The Employers' Association

The Employers’ Association (TEA) is a not-for-profit employers’ association, formed in 1939, with offices in Grand Rapids serving the West Michigan employer community. We help more than 600 member companies maximize employee productivity and minimize employer liability through human resources and management advice, training, survey data, and consulting services.

TEA is in the business of helping people. This blog is intended to address human issues, concerns and the things that impact people - be they self-perpetuated or externally imposed. Feel free to respond to the thoughts presented here, for without each other, we are nothing!

Monday, March 10, 2014


Far too many people think that moving away from a situation – that picking up and starting over – is all they need to do to begin a new life and experience different results given the same effort.  They feel that changing the environment around will drastically alter their lives – will magically cause them to react differently to situations or choose different courses of action.  Not surprisingly, when individuals run away from their worlds they rarely run away from themselves (so “picking up and starting over” accomplishes very little).

People tend to maximize the impact others have on their failures while minimizing their own contribution to negative results.  Likewise, they maximize their personal contributions towards any success while discounting the contribution of others.  They DO NOT realize that distancing themselves from a situation or problem does nothing to eliminate one of the major factors that are tough to run from – that being the person they see whenever they look in a mirror.  We can run from places, situations, relationships and the ramifications of the choices we make but we cannot alter “who we are” or how we react by simply positioning ourselves in a different space or time.  When recognizing the need for change and identifying the steps needed to implement it, “the monster in the closet” that needs addressing is often “us” (and the things we do) rather than “them” (or the things done to us).  Identifying and owning our own role in creating a roadblock to success is vital if we are to overcome the obstacles in front of us.  Realistically establishing what role we played in the success of an endeavor (rather than claiming all the credit while shifting all the blame) will help build “transferable problem solving skills” that will serve us well.

Too many people live in a world of “what is” rather than in one of “what if.”  They like to make excuses for
things that happen “to them” rather than identifying and implementing solutions that change or alter “where they are” so they can become “what they wish to be.”  Nobody is going to make us succeed – we must wrap success around ourselves by considering the ramifications of each action we take and the impact that each choice we make has on the world around us.  We cannot run away from “who” we are – we only shift “what” we are to a new location UNLESS we identify our strengths (and utilize them) as well as our weaknesses (and work on them) so we can own the solutions that are developed through the contributions of many (rather than through our own limited knowledge).  Though a new environment might provide a fresh perspective, it will not change what we do or how we do it UNTIL we identify our flaws and intentionally act to change (or overcome) them.

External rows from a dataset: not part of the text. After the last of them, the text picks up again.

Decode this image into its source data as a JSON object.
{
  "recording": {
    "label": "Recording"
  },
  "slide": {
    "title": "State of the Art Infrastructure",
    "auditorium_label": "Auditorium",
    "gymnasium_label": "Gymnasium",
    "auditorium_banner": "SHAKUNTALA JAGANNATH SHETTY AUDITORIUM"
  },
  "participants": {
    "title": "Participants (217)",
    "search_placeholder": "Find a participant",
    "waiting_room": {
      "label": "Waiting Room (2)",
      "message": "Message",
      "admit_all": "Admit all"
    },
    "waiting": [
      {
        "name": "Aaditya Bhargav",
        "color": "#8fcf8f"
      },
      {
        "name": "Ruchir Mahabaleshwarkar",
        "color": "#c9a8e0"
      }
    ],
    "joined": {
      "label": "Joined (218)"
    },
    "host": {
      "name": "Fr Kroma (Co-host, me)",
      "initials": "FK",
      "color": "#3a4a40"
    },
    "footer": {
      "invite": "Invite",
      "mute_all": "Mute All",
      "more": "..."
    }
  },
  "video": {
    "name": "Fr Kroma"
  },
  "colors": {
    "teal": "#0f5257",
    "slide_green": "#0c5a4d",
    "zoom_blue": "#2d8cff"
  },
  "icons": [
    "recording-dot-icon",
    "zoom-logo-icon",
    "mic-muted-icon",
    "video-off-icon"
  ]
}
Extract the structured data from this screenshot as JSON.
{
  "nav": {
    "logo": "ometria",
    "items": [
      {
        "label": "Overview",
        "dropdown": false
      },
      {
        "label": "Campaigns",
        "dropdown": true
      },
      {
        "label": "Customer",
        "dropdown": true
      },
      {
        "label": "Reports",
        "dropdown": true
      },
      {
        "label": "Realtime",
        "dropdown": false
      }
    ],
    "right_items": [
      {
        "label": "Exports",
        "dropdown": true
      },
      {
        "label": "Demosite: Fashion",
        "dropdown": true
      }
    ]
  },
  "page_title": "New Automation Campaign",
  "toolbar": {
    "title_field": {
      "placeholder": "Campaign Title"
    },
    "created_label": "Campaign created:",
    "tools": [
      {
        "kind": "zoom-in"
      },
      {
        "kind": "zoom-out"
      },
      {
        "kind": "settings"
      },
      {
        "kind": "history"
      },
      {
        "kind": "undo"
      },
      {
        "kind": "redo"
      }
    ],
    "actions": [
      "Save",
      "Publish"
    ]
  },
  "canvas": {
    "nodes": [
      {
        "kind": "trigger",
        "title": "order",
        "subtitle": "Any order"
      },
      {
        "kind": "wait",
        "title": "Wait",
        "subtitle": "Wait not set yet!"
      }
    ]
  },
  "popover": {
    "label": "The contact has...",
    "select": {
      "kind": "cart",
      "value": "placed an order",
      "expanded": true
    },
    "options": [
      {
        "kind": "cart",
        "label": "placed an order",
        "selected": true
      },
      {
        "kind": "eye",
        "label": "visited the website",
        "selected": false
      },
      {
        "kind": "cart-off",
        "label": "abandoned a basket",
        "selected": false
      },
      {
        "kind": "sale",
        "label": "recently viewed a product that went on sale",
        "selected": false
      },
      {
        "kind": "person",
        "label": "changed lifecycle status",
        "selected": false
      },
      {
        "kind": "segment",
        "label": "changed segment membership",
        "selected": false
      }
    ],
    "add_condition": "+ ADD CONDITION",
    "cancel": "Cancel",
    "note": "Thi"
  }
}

We cannot become something different by moving to a new location, beginning a new relationship or taking a new job unless we change, alter or modify ourselves in such a manner that new initiatives and altered perspectives are probabilities rather than remote possibilities.

Change can be good (if it is intentional rather than accidental and responsive or anticipatory rather than reactive) but we should never “change for change sake.”  Before running where brave men refuse to walk we should ask WHY we wish to move, WHAT we plan to do upon arrival and HOW those actions, thoughts or attitudes will be different than the ones we chose to leave behind.  People cannot be “something different” by simply changing their environment – they must change who and what they are (along with where they choose
to exist) if a “fresh start” is to occur.  We must be unafraid to be different - to stand out from the crowd - if we seek to initiate change.  A change in perspective allows for the creation of new thoughts, concepts and processes while a change of environment only provides new grounds upon which old ideas can be planted.

Change does not come easily – we must intentionally invest ourselves if different results are expected – results that cannot occur if we are doing things the same way we always have done them (even if it might be in a different location).  Words describe what one wishes to accomplish - actions (and results) define success.